WHAT YOU NEED TO DO:
Your task is to copy every line of the entries that holds the word "Сервер".

EXERCISE DATA:
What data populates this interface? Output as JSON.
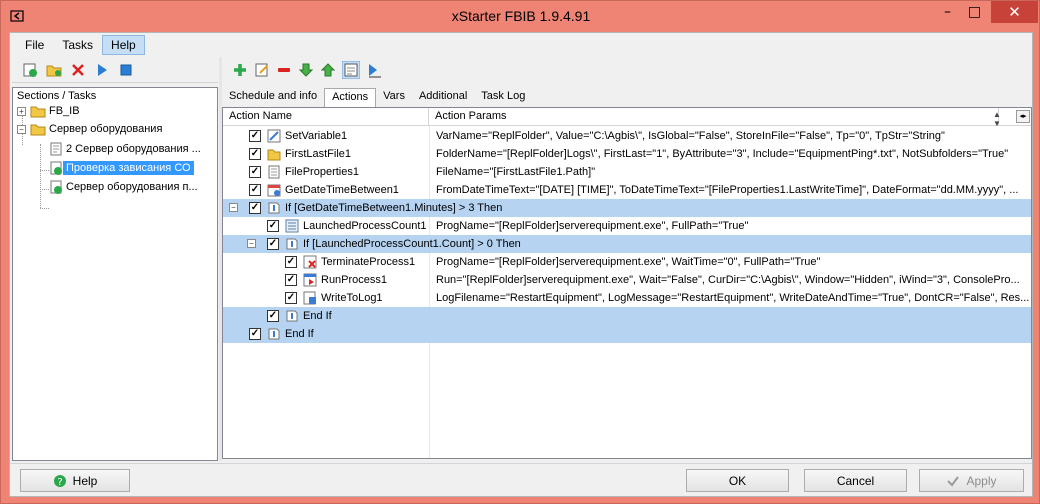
{
  "window": {
    "title": "xStarter FBIB 1.9.4.91"
  },
  "menu": [
    "File",
    "Tasks",
    "Help"
  ],
  "tree": {
    "header": "Sections / Tasks",
    "items": [
      {
        "label": "FB_IB",
        "type": "folder"
      },
      {
        "label": "Сервер оборудования",
        "type": "folder"
      },
      {
        "label": "2 Сервер оборудования ...",
        "type": "task"
      },
      {
        "label": "Проверка зависания СО",
        "type": "task-check",
        "selected": true
      },
      {
        "label": "Сервер оборудования п...",
        "type": "task-check"
      }
    ]
  },
  "tabs": [
    "Schedule and info",
    "Actions",
    "Vars",
    "Additional",
    "Task Log"
  ],
  "grid": {
    "columns": [
      "Action Name",
      "Action Params"
    ],
    "rows": [
      {
        "name": "SetVariable1",
        "params_pre": "VarName=\"ReplFolder\", Value=",
        "params_hl": "\"C:\\Agbis\\\"",
        "params_post": ", IsGlobal=\"False\", StoreInFile=\"False\", Tp=\"0\", TpStr=\"String\""
      },
      {
        "name": "FirstLastFile1",
        "params": "FolderName=\"[ReplFolder]Logs\\\", FirstLast=\"1\", ByAttribute=\"3\", Include=\"EquipmentPing*.txt\", NotSubfolders=\"True\""
      },
      {
        "name": "FileProperties1",
        "params": "FileName=\"[FirstLastFile1.Path]\""
      },
      {
        "name": "GetDateTimeBetween1",
        "params": "FromDateTimeText=\"[DATE] [TIME]\", ToDateTimeText=\"[FileProperties1.LastWriteTime]\", DateFormat=\"dd.MM.yyyy\", ..."
      },
      {
        "name": "If [GetDateTimeBetween1.Minutes] > 3 Then",
        "params": ""
      },
      {
        "name": "LaunchedProcessCount1",
        "params": "ProgName=\"[ReplFolder]serverequipment.exe\", FullPath=\"True\""
      },
      {
        "name": "If [LaunchedProcessCount1.Count] > 0 Then",
        "params": ""
      },
      {
        "name": "TerminateProcess1",
        "params": "ProgName=\"[ReplFolder]serverequipment.exe\", WaitTime=\"0\", FullPath=\"True\""
      },
      {
        "name": "RunProcess1",
        "params_pre": "Run=\"[ReplFolder]serverequipment.exe\", Wait=\"False\", CurDir=",
        "params_hl": "\"C:\\Agbis\\\"",
        "params_post": ", Window=\"Hidden\", iWind=\"3\", ConsolePro..."
      },
      {
        "name": "WriteToLog1",
        "params": "LogFilename=\"RestartEquipment\", LogMessage=\"RestartEquipment\", WriteDateAndTime=\"True\", DontCR=\"False\", Res..."
      },
      {
        "name": "End If",
        "params": ""
      },
      {
        "name": "End If",
        "params": ""
      }
    ]
  },
  "buttons": {
    "help": "Help",
    "ok": "OK",
    "cancel": "Cancel",
    "apply": "Apply"
  },
  "colors": {
    "frame": "#f08474",
    "selection": "#3399ff",
    "highlight_row": "#b6d3f2",
    "underline": "#e02020"
  }
}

PROBLEM SOLUTION:
        "label": "Сервер оборудования",
        "label": "2 Сервер оборудования ...",
        "label": "Сервер оборудования п...",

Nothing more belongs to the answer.